This lozenge-shaped amulet box was designed to be worn from a chain around the neck, usually by royalty and other wealthy individuals. It comprises red-stained gold and gilt filigree work inset with faceted rubies, sapphires, emeralds, coral and turquoise. The lower section is decorated with an applied long dorje , to which a short hoop is attached. These are set with precious stones. The upper section has a long hoop to allow suspension. This too is similarly inset with stones.
The sides of the box are inset with alternating coral and turquoise cabochons in high box settings.
The centre of the hinged cover has a ga’u-shaped ‘window’ inset with thin glass probably imported from India and of a type that dates to the early 20th century or earlier. The window permits a view of the interior figure – a gilded Dhyani Buddha Amitabha, who is depicted cross-legged, with hands clasped on his lap in dhyana mudra and holding a begging bowl.
When the cover is opened, the interior is revealed and shows Amitabha surrounded by gilded filigree work with thicker pearled wires to denote lotus stems topped with gems to suggest blooms. An outer border is of rubies and emeralds. The interior sides of the box are further decorated with gilded filigree in a mountain form border.
The cover closes tightly and is kept closed with a pin mechanism.
The reverse is decorated with an applied gilded pearled wire Kalachakra mantra symbol topped with a single sapphire on a box setting. (The Kalachakra symbol is an interlocking monogram of the seven syllables ham ksha ma la va ra ya in Tibetan lantsa script.
The dating of these types of boxes is uncertain. The combination of filigree and inlaid stones is typical of Newar (the dominant ethnic group in the Kathmandu Valley) work that dates at least to before the 18th century, and was used extensively on large plaques commissioned to adorn both public and household shines (see for example an 18th-19th century shrine plaque in Bromberg, 2013, p. 200). This box can be seen as an extension of this type of work, and is likely to have been commissioned by a wealthy Nepalese.
Some Nepalese boxes of this type are quite late, but the better quality examples (such as the example here) appear to be earlier. See for example an example sold at Bonham’s New York in 2016, which was given a 19th-20th century dating, and then there is an example in the Los Angeles County Museum of Art, which has been given a dating of 1800-1850. Other Bonhams examples are here and here.
The example here is particularly fine. It has good wear to the gilding, and is in excellent condition. The gems glitter and catch the light far more than suggested by the photographs here. It is a superb example.
Beer, R., The Encyclopedia of Tibetan Symbols and Motifs, Serindia, 2004.

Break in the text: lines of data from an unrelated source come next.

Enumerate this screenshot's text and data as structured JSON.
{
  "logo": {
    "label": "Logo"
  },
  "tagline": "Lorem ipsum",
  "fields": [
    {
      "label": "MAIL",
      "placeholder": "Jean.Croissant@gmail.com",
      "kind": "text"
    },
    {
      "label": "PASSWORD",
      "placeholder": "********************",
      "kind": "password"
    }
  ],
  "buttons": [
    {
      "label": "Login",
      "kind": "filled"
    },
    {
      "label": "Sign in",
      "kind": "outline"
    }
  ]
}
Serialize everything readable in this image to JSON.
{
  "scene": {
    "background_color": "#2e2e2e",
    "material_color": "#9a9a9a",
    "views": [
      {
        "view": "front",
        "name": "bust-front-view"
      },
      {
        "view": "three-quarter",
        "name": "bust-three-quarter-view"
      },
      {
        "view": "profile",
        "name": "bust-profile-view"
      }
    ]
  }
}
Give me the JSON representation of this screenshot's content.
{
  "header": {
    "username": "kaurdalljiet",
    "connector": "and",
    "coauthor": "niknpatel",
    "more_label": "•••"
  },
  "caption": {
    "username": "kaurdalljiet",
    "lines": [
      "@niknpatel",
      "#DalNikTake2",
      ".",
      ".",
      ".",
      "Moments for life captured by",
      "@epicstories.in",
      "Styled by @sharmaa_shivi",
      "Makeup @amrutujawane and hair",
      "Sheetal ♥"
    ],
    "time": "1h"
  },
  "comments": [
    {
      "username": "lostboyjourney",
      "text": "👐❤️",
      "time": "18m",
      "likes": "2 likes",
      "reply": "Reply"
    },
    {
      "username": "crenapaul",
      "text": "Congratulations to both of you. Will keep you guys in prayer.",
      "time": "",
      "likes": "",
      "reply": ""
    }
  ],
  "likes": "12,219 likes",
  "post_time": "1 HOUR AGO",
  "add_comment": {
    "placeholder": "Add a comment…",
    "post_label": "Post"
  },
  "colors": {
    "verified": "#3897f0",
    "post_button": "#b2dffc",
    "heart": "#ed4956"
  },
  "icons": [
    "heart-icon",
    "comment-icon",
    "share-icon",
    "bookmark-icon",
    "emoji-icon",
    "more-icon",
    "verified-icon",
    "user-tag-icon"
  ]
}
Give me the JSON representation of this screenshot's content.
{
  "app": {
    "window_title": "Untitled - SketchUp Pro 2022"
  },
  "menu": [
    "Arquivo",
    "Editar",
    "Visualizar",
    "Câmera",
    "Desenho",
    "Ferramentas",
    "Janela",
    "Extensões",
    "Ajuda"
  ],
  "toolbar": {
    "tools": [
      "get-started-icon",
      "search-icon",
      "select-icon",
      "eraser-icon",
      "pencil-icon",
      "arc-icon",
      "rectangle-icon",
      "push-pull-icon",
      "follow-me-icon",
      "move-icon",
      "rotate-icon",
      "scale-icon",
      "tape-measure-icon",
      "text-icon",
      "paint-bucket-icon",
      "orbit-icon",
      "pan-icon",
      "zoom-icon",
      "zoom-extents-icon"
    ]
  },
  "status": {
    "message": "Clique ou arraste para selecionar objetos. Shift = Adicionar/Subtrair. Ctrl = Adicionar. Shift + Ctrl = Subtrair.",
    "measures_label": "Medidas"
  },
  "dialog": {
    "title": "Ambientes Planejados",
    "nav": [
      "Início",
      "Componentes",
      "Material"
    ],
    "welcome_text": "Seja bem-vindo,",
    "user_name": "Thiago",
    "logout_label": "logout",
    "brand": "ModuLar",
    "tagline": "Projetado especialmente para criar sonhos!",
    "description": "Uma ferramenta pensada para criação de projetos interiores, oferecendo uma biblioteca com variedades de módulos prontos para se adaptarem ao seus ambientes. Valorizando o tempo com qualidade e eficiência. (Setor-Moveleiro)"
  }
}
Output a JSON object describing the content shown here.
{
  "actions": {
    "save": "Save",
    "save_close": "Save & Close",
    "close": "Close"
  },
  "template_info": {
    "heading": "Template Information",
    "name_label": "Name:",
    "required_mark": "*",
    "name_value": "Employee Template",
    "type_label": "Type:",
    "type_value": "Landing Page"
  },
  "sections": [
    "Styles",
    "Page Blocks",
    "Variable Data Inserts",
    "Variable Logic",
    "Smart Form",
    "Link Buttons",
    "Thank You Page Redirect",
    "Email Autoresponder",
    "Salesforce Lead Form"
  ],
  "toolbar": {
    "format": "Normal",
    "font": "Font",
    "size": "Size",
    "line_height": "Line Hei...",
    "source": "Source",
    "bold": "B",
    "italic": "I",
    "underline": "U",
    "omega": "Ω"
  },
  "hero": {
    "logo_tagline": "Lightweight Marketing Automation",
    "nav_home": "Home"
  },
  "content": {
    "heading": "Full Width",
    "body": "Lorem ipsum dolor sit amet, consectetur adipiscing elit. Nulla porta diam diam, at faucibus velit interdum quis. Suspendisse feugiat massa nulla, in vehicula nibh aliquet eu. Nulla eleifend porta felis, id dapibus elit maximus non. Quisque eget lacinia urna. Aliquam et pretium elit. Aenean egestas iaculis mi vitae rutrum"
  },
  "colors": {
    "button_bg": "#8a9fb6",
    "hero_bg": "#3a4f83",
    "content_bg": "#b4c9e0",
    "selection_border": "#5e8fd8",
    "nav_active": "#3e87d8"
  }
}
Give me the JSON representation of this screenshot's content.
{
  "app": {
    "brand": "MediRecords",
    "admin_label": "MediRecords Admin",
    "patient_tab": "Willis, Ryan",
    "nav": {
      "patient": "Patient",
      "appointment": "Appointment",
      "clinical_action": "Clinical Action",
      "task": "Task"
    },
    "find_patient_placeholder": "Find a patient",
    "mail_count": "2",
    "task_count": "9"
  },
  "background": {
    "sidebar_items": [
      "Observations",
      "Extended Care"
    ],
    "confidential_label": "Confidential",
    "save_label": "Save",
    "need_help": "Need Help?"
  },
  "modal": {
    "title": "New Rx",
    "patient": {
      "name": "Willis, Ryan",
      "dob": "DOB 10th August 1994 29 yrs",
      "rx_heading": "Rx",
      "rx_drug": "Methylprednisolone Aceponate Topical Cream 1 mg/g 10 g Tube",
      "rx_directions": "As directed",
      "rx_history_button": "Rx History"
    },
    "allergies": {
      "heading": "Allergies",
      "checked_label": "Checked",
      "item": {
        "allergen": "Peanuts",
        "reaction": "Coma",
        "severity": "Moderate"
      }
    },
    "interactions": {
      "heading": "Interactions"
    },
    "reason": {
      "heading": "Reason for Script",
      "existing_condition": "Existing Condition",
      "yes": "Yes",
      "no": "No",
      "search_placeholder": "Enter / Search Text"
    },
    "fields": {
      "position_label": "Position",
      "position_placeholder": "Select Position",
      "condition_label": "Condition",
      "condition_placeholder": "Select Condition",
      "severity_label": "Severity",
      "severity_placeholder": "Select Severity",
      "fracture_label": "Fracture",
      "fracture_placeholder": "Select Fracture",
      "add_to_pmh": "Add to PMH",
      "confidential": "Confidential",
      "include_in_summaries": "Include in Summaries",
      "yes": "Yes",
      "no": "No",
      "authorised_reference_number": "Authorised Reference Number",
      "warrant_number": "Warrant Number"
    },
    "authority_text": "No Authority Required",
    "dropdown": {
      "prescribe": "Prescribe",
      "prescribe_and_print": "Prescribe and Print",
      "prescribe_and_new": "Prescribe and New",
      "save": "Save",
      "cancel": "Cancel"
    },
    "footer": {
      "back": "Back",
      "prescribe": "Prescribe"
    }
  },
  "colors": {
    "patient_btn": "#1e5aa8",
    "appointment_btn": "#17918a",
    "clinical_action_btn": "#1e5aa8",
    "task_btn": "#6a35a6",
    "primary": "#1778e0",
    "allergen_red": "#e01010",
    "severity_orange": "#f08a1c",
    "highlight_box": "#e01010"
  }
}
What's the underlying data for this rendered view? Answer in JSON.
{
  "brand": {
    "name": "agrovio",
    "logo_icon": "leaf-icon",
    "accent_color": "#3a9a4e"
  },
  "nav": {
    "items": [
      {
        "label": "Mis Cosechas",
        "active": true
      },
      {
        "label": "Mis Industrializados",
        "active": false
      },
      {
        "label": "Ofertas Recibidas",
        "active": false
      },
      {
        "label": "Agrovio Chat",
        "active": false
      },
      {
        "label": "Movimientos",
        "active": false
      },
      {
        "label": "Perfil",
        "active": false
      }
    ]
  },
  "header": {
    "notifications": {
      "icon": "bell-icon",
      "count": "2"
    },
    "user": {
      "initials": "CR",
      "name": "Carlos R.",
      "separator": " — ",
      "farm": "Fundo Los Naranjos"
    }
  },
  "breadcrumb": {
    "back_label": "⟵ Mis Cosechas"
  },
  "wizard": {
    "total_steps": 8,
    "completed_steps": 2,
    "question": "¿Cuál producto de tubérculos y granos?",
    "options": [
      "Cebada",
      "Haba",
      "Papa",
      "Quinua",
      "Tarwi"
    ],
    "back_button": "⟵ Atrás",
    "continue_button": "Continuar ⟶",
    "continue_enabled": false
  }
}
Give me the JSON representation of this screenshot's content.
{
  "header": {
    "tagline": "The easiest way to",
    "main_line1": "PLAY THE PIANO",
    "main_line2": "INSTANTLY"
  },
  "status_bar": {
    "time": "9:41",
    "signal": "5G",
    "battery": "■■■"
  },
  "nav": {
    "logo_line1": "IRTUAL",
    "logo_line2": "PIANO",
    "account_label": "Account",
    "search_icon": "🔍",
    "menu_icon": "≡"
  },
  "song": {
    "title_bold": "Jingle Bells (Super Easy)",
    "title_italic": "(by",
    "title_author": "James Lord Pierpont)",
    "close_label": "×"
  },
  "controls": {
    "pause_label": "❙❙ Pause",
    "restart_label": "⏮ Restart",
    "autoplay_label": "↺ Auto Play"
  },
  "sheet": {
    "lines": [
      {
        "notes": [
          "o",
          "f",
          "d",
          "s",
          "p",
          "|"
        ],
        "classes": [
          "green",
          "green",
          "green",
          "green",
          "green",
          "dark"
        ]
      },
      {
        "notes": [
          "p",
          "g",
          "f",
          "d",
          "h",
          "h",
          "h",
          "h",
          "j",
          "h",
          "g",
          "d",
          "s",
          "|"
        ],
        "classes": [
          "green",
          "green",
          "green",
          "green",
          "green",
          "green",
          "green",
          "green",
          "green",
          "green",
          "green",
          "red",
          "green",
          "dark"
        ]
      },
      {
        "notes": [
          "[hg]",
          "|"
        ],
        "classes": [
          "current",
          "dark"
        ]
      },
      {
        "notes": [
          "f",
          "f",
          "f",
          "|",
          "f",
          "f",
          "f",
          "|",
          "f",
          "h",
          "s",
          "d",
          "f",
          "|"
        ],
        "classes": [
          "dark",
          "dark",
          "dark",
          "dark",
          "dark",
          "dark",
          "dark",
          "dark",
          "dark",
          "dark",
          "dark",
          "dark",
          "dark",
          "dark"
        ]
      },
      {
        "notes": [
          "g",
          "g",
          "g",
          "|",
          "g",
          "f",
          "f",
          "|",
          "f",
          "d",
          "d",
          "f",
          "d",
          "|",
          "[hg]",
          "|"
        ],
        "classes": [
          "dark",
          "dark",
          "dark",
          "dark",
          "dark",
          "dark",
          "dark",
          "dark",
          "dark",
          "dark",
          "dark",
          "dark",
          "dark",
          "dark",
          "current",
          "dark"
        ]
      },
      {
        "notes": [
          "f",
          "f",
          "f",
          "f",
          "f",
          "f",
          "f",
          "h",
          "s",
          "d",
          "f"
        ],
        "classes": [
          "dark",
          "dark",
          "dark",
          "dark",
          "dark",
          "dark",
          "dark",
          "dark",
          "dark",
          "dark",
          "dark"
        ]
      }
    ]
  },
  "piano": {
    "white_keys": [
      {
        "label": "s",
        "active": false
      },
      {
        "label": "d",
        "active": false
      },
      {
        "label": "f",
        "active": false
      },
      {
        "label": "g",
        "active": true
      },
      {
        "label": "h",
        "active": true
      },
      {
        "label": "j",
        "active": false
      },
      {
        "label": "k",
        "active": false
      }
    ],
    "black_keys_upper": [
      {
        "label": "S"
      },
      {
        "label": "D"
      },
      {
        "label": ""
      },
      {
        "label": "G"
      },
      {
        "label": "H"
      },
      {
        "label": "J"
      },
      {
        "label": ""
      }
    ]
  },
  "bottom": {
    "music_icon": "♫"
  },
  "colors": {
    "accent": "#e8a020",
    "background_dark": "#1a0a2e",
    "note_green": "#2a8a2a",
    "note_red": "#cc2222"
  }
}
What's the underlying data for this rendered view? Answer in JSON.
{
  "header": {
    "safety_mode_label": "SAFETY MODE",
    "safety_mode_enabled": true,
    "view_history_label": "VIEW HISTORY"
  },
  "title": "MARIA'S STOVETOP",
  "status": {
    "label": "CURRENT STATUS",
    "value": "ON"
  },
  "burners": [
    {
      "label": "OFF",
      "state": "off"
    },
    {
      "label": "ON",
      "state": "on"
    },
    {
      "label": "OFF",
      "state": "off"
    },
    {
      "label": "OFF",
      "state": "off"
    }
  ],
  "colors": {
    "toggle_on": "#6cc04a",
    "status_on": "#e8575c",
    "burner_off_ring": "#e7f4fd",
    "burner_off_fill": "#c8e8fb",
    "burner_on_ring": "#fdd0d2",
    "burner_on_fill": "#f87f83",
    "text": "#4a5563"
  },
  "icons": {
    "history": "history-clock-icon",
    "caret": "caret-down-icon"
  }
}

Bromberg, A., et al., The Arts of India, Southeast Asia, and the Himalayas: At the Dallas Museum of Art, Yale University Press, 2013.
Casey Singer, J., Gold Jewelry from Tibet and Nepal, Thames & Hudson, 1996.
Clarke, J., Jewellery of Tibet and the Himalayas, V&A Publications, 2004.
Sakya, Jnan Bahadur, Short Description of Gods, Goddesses and Ritual Objects of Buddhism and Hinduism in Nepal, Handicraft Association of Nepal, 2000.